Leaning into my heritage as a Japanese American has been complicated: I have actually changed my name(!), I have messily broken up with conservative and liberal church communities that have internalized the Gospel of White Supremacy, burning bridges not through malice so much as fear, benign and panicked arsons. None of this has been without pain.

Sometimes people ask about my family’s history of immigration to the United States. I try to explain that we never came to America: America came to us. It bowled us over, conquered the Kingdom we lived in – questioned, interrogated, and incarcerated us, spirited our children towards grotesque whiteness, sent us to camp and abroad to water the fields of the American bloodlust with our lives.

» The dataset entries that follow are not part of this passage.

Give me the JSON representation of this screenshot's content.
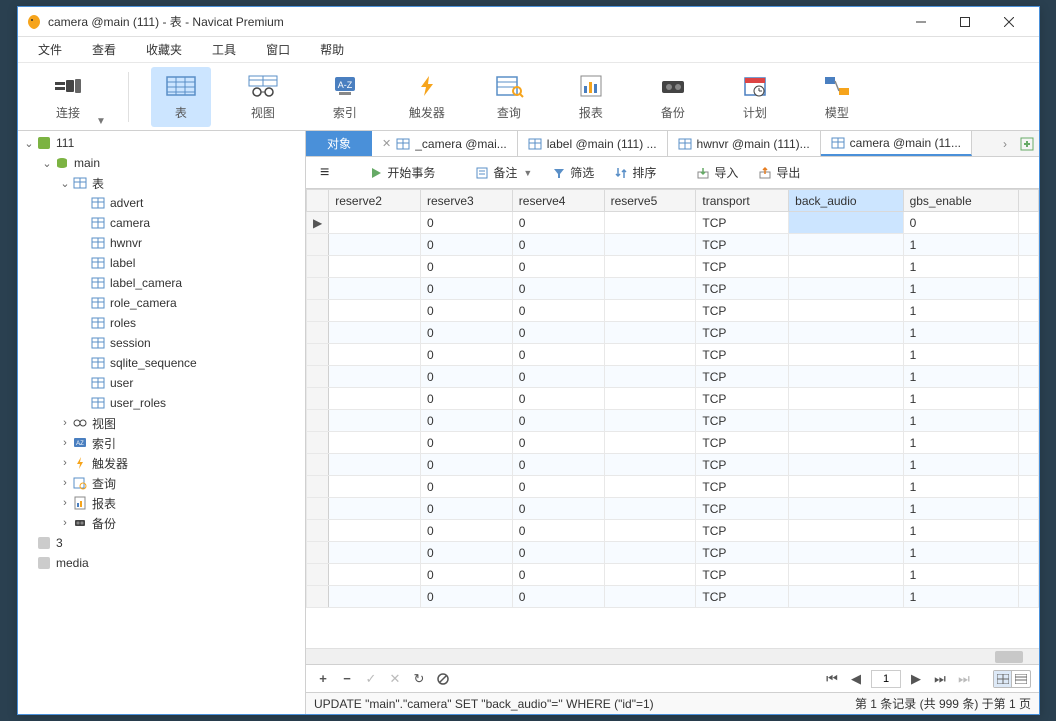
{
  "window": {
    "title": "camera @main (111) - 表 - Navicat Premium"
  },
  "menu": [
    "文件",
    "查看",
    "收藏夹",
    "工具",
    "窗口",
    "帮助"
  ],
  "toolbar": [
    {
      "id": "connection",
      "label": "连接",
      "active": false,
      "dropdown": true
    },
    {
      "id": "table",
      "label": "表",
      "active": true
    },
    {
      "id": "view",
      "label": "视图",
      "active": false
    },
    {
      "id": "index",
      "label": "索引",
      "active": false
    },
    {
      "id": "trigger",
      "label": "触发器",
      "active": false
    },
    {
      "id": "query",
      "label": "查询",
      "active": false
    },
    {
      "id": "report",
      "label": "报表",
      "active": false
    },
    {
      "id": "backup",
      "label": "备份",
      "active": false
    },
    {
      "id": "schedule",
      "label": "计划",
      "active": false
    },
    {
      "id": "model",
      "label": "模型",
      "active": false
    }
  ],
  "tree": {
    "conn": "111",
    "db": "main",
    "table_group": "表",
    "tables": [
      "advert",
      "camera",
      "hwnvr",
      "label",
      "label_camera",
      "role_camera",
      "roles",
      "session",
      "sqlite_sequence",
      "user",
      "user_roles"
    ],
    "other_groups": [
      {
        "name": "视图",
        "icon": "oo"
      },
      {
        "name": "索引",
        "icon": "az"
      },
      {
        "name": "触发器",
        "icon": "bolt"
      },
      {
        "name": "查询",
        "icon": "query"
      },
      {
        "name": "报表",
        "icon": "report"
      },
      {
        "name": "备份",
        "icon": "backup"
      }
    ],
    "siblings": [
      "3",
      "media"
    ]
  },
  "tabs": {
    "objects": "对象",
    "open": [
      {
        "label": "_camera @mai...",
        "active": false
      },
      {
        "label": "label @main (111) ...",
        "active": false
      },
      {
        "label": "hwnvr @main (111)...",
        "active": false
      },
      {
        "label": "camera @main (11...",
        "active": true
      }
    ]
  },
  "table_toolbar": {
    "menu_btn": "≡",
    "begin_tx": "开始事务",
    "memo": "备注",
    "filter": "筛选",
    "sort": "排序",
    "import": "导入",
    "export": "导出"
  },
  "columns": [
    "reserve2",
    "reserve3",
    "reserve4",
    "reserve5",
    "transport",
    "back_audio",
    "gbs_enable"
  ],
  "selected_col": 5,
  "rows": [
    {
      "mark": "▶",
      "reserve2": "",
      "reserve3": "0",
      "reserve4": "0",
      "reserve5": "",
      "transport": "TCP",
      "back_audio": "",
      "gbs_enable": "0",
      "sel": true
    },
    {
      "reserve3": "0",
      "reserve4": "0",
      "transport": "TCP",
      "gbs_enable": "1"
    },
    {
      "reserve3": "0",
      "reserve4": "0",
      "transport": "TCP",
      "gbs_enable": "1"
    },
    {
      "reserve3": "0",
      "reserve4": "0",
      "transport": "TCP",
      "gbs_enable": "1"
    },
    {
      "reserve3": "0",
      "reserve4": "0",
      "transport": "TCP",
      "gbs_enable": "1"
    },
    {
      "reserve3": "0",
      "reserve4": "0",
      "transport": "TCP",
      "gbs_enable": "1"
    },
    {
      "reserve3": "0",
      "reserve4": "0",
      "transport": "TCP",
      "gbs_enable": "1"
    },
    {
      "reserve3": "0",
      "reserve4": "0",
      "transport": "TCP",
      "gbs_enable": "1"
    },
    {
      "reserve3": "0",
      "reserve4": "0",
      "transport": "TCP",
      "gbs_enable": "1"
    },
    {
      "reserve3": "0",
      "reserve4": "0",
      "transport": "TCP",
      "gbs_enable": "1"
    },
    {
      "reserve3": "0",
      "reserve4": "0",
      "transport": "TCP",
      "gbs_enable": "1"
    },
    {
      "reserve3": "0",
      "reserve4": "0",
      "transport": "TCP",
      "gbs_enable": "1"
    },
    {
      "reserve3": "0",
      "reserve4": "0",
      "transport": "TCP",
      "gbs_enable": "1"
    },
    {
      "reserve3": "0",
      "reserve4": "0",
      "transport": "TCP",
      "gbs_enable": "1"
    },
    {
      "reserve3": "0",
      "reserve4": "0",
      "transport": "TCP",
      "gbs_enable": "1"
    },
    {
      "reserve3": "0",
      "reserve4": "0",
      "transport": "TCP",
      "gbs_enable": "1"
    },
    {
      "reserve3": "0",
      "reserve4": "0",
      "transport": "TCP",
      "gbs_enable": "1"
    },
    {
      "reserve3": "0",
      "reserve4": "0",
      "transport": "TCP",
      "gbs_enable": "1"
    }
  ],
  "nav": {
    "page": "1"
  },
  "status": {
    "sql": "UPDATE \"main\".\"camera\" SET \"back_audio\"='' WHERE (\"id\"=1)",
    "info": "第 1 条记录 (共 999 条) 于第 1 页"
  }
}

These are stories that I cling to in times of pain. Now, more than ever, we will need to lean into the traditions and ways of our ancestors, drawing strength and witness from their lives. Our communities can help us resist oppression and see the face of God in unique ways.

cross

Last February, sean miura tweeted that as an organizer working among communities of color, he is “in a constant state of untangling barbed wire.” Few things have struck me as so profoundly true. Creating Nikkei theology in a world where I am often marked with suspicion and fear has, for me also, been a constant process of untangling barbed wire.

Untangling shame, silence, and complicity in gargantuan structures of violence that are deep-rooted and tentacled beyond imagination. Unspooling the precarious perch of slipping on the silken mask of whiteness, which at any time might once more slip into a noose. Unwinding vaulting beauty standards and our peculiar presence on colonized lands and our gnarled role in this faith tradition often seeded to our ancestors by brutality or Western fervor.

These are the kinds of questions that theology issued by Japanese American Christians will need to address in the coming decade, if we are not to fade into the mist of polite religion or quaint historic anecdote. And now more than ever, we must speak out against the sinister values that our country’s next President is determined to enflesh. Donald Trump embodies everything I believe people of faith and conscience are called to resist: white supremacy, sexual assault, bodily disownership, separation and pride.

Speaking honestly is an integral part of this process. Our theology must diagnose the essence of things, or it is lying. So enough: Trump does not have a “black” heart. He is not heralding “dark” times. Truly, he is not a “tribalist” or even a “Nativist,” but the opposite – a sterile and crystallized product of Western Civilization, whose “success” is only possible by an anti-indigenous violence that is the extinguishing of tribe and native.

We can all do something to resist. If you dance, sing, paint, or play, don’t give it up to fight for freedom – do more of those things. If you write, please write, and hold their conquest at bay with your words. Blog, tweet, start a book club, form a small group with loved ones or church members. Be patient with those who don’t “get it” yet in the way you do. And, always, care for yourself. These are white times we are headed for, friends, and we need each of you.